Where was the modern Bruce Springsteen or Jackson Brown? For that matter, where was the actual Bruce Springsteen and Jackson Brown (both of whom were at this years Rock-N-Roll Hall of Fame induction). We did have the modern U2, who opened the concert, but they have long-ago become a wan and faded xerox immitation of the band they used to be when it comes to issues that address the world stage.
30 years ago Stevie Wonder wrote passionately of a "Past-Time Paradise", yet his performanc at Live-8 was almost completely devoid of anything but a rote renditions of his hits, with the cynical addition of modern-day white-soul hipster guest stars such as Rob Thomas of Matchbox 20 (who practically embarrised himself) and Adam Levine of Maroon 5 (who nearly outdid Stevie). Where was the relevance between the subject matter and passion of the material and the subject matter of the event?
The truth is that few modern artists, with the exception of some heavy metal bands and the ever outspoken Eminem, actually have anything worthwhile to SAY in their material. And is this really all that surpising, that they wouldn't want their careers to be derailed by being Dixie-Chicked for saying the "wrong" thing at the wrong time?
In fairness, I have to mention the powerful presentations by both Kanye West performing "Jesus Walks" and Green Day doing both "American Idiot" and 'We are the Champions" (echoing back to Queens own earth shaking Live Aid performance). Both of these artist "Get it", and have already been getting it for some time.

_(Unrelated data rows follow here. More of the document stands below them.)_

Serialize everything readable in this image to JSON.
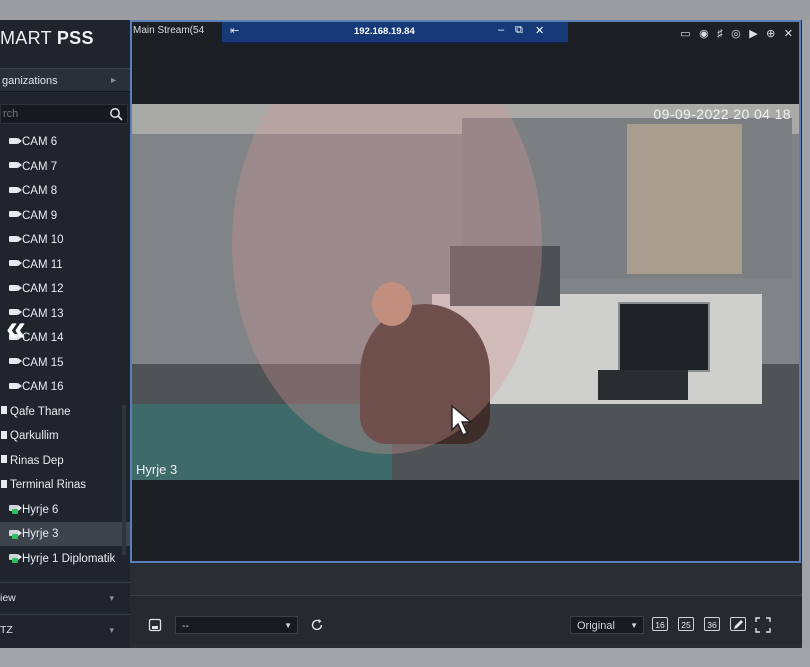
{
  "app": {
    "brand_light": "MART",
    "brand_bold": "PSS"
  },
  "sidebar": {
    "org_label": "ganizations",
    "search_placeholder": "rch",
    "items": [
      {
        "label": "CAM 6",
        "type": "camera"
      },
      {
        "label": "CAM 7",
        "type": "camera"
      },
      {
        "label": "CAM 8",
        "type": "camera"
      },
      {
        "label": "CAM 9",
        "type": "camera"
      },
      {
        "label": "CAM 10",
        "type": "camera"
      },
      {
        "label": "CAM 11",
        "type": "camera"
      },
      {
        "label": "CAM 12",
        "type": "camera"
      },
      {
        "label": "CAM 13",
        "type": "camera"
      },
      {
        "label": "CAM 14",
        "type": "camera"
      },
      {
        "label": "CAM 15",
        "type": "camera"
      },
      {
        "label": "CAM 16",
        "type": "camera"
      },
      {
        "label": "Qafe Thane",
        "type": "device"
      },
      {
        "label": "Qarkullim",
        "type": "device"
      },
      {
        "label": "Rinas Dep",
        "type": "device"
      },
      {
        "label": "Terminal Rinas",
        "type": "device"
      },
      {
        "label": "Hyrje 6",
        "type": "camera-online"
      },
      {
        "label": "Hyrje 3",
        "type": "camera-online",
        "selected": true
      },
      {
        "label": "Hyrje 1 Diplomatik",
        "type": "camera-online"
      }
    ],
    "bottom": [
      {
        "label": "iew"
      },
      {
        "label": "TZ"
      }
    ]
  },
  "video": {
    "stream_label": "Main Stream(54",
    "remote_ip": "192.168.19.84",
    "timestamp": "09-09-2022 20 04 18",
    "camera_name": "Hyrje 3"
  },
  "toolbar": {
    "layout_select": "--",
    "scale_select": "Original",
    "split_buttons": [
      "16",
      "25",
      "36"
    ]
  },
  "colors": {
    "sidebar_bg": "#20252d",
    "accent": "#5b7fb8",
    "remote_tab": "#163a78",
    "online": "#29c35a"
  }
}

Other key moments were the appearance of relatives of Bob Marley on stage with Black Eyed-Peas, the reuniting of Roger Waters with the other members of Pink Floyd, Madonna onstage with one young Ethiopian woman, Birhan Woldu, who life was saved by funds provided by the original Live Aid, Sting performing "Driven to Tears" (Everytime someone innocent dies, all we can do is offer them some page in some magazine) and "Every Breath You Take" (we'll be watching you - in the G-8) , and angst-rockers Linkin Park onstage with Hip-Hop Mobul Jay-Z -- but other than these few moments, -- almost all of which were coincidental and circumstantial in relation to the larger issues -- the entire event was mostly a photo-op, not the true unifying catalyst for progressive activism that it needed to be. It's a chance for AolMusic.com, TimeWarner and Sony to sell CD's - not change the world.
If Live-8 accomplished anything, it clearly displayed just how disconnected from reality and relevance modern music has become. The entire 90's revolution of alternative music and grunge was driven by the connection between the people making the music and the people in the audience and their shared fears, pain and hopes.
As we enter the 21st Century, the core issues of humanity behind Live-8 show that it's even more important than ever that we recapture that type of synergy between issue and action, thought and deed. Do we just talk it - or will we take the difficult road and Walk it?
Perhaps I've grown a bit cynical about our current times and have romanticized the our halcyon past a bit. Perhaps, but I still believe that we need new protest artists with new protest songs that have the courage to address these issues. It was the music of the 60's that gave the Peace and anti-War movement of that time a soundtrack - a common theme to rally behind.
We may have grown to believe that music today is merely a disposable commodity, no more important than picking out our latest personalize ring-tone -- but it does matter.It matters a great deal.